This is an opportunity for self-reflection. One of the best things you can do right now is go over that application that didn’t get you into where you wanted it to, and ask yourself how it could improve. Of course, if you didn’t get into a school like Harvard or Stanford, the reason you were rejected may simply be that you aren’t a legacy, or the best candidate at your school. However, if there’s anything you think could be better, focus on polishing it up.
We have tons of videos on our channel that can help you improve your application. You may also find someone in your life, such as a family member or teacher, who can help look over your application. Ask them to help you figure out why you didn’t get in. If you can afford it, you can also go to a college consultant or tutor and request help looking over your application and essays (for info on SupertutorTV tutors, check out our tutoring page). Wherever you go, figure out how to make your application better.
If You’re Deferred, Take Action
If you happen to be in the deferred pile, you can check out our video on what to do next. Do not just sit still. You should take action. This means writing a Letter of Continued Interest (LOCI), and trying to get an interview. If you get deferred, you can’t just sit around and assume you’ll eventually roll over into the regular admission pile. Assert yourself and be a voice that is heard. You need to send that school a message.
Sometimes schools have their own deferral processes. You may need to fill out an online form, or send them confirmation by a certain date. Even if they do roll you over to regular admission automatically, you should still do everything you can to be heard.
Come up with a Plan B
Not getting into where you wanted is a good wake up call. Not only do you choose the college, but the college also chooses you. It’s time to come up with a Plan B, or maybe even a Plan C and D as well. You should plan in such a way that you know for a fact that you will go to college somewhere and get a degree. Those two things are far more important than where you go to college. Make sure you answer the question, “What happens if I get rejected everywhere?”
Your Plan B might be applying to a good state safety school to save your parents a bundle of money. Or you might look into schools that aren’t ranked as high overall, but are great in the field you are interested in. Finally, you may also head to community college for the first few years, and then transfer into a good university that takes a lot of transfers. For anyone in California, the UC system is known for accepting a lot of transfer students. You may also go to a state school for undergrad, and then apply to your dream school for graduate school. Map out some real-word scenarios for your worst-case situation.

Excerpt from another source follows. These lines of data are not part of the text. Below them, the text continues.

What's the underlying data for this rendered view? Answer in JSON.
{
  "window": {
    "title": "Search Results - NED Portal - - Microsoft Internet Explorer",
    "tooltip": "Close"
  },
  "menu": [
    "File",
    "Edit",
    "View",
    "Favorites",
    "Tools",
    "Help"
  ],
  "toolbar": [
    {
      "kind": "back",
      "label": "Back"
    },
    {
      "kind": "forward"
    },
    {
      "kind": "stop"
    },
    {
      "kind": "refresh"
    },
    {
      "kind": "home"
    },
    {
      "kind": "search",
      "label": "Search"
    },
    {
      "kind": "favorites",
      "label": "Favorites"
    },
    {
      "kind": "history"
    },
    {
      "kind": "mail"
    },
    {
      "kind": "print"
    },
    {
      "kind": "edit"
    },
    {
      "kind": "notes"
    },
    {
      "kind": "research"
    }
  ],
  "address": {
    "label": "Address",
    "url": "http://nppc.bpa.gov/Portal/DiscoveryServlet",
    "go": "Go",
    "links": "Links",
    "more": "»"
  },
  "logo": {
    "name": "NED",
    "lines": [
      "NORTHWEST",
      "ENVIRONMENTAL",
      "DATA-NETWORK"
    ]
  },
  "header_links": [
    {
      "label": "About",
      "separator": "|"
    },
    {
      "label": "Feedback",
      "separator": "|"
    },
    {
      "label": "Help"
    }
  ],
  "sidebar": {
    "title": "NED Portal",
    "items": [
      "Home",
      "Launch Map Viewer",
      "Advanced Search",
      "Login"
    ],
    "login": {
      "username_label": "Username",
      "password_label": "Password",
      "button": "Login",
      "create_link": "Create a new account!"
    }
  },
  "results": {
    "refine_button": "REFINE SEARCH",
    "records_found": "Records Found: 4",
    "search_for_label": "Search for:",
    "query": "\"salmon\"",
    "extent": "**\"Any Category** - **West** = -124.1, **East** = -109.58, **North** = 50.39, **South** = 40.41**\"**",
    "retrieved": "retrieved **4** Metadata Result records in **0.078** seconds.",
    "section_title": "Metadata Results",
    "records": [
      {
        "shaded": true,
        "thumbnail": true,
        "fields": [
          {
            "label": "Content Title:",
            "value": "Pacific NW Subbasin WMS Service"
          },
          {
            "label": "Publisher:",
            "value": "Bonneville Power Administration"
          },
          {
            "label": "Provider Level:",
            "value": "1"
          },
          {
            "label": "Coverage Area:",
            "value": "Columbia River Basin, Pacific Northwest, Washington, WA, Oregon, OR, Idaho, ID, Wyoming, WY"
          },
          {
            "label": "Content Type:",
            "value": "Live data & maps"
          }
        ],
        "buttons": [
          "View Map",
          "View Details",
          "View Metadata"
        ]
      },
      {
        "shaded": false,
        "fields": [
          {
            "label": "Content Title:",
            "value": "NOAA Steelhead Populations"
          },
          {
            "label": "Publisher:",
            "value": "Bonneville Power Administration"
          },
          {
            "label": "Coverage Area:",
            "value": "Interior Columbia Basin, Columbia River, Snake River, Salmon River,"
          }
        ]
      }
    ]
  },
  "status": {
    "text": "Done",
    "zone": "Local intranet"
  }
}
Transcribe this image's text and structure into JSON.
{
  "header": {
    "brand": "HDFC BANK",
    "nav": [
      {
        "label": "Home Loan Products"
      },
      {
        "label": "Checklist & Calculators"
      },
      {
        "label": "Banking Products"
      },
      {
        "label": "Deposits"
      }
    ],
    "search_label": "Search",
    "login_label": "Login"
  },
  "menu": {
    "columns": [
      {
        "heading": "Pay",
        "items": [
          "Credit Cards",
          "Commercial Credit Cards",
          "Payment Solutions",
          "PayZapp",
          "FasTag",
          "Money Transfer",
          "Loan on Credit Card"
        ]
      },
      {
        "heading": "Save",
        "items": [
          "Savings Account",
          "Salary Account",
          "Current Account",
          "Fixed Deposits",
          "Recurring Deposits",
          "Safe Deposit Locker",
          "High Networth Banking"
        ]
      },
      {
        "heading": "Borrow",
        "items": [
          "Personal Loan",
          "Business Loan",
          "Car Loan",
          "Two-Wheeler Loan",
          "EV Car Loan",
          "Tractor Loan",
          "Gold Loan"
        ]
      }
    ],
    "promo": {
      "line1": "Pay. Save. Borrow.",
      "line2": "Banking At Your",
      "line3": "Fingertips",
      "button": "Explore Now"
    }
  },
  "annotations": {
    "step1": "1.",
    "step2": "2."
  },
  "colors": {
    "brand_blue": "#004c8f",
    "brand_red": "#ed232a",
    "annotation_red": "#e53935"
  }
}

Embrace Your Inner Awesomeness
This process is incredibly stressful, and it can feel like the end of the world sometimes when things aren’t coming together in the way you want. Even though you’re still a teenager, you can still feel a ton of pressure, and like the weight of the world is on your shoulders. If you put in the effort through this process, get the best grades you can, work hard and put your heart into this, then you already won. Studies show that for the majority of students, if you just apply to top colleges, your life results are about the same as everyone who ends up going to those schools. Remember all of the accomplishments you have already, and know that a congratulations letter from a college won’t change that.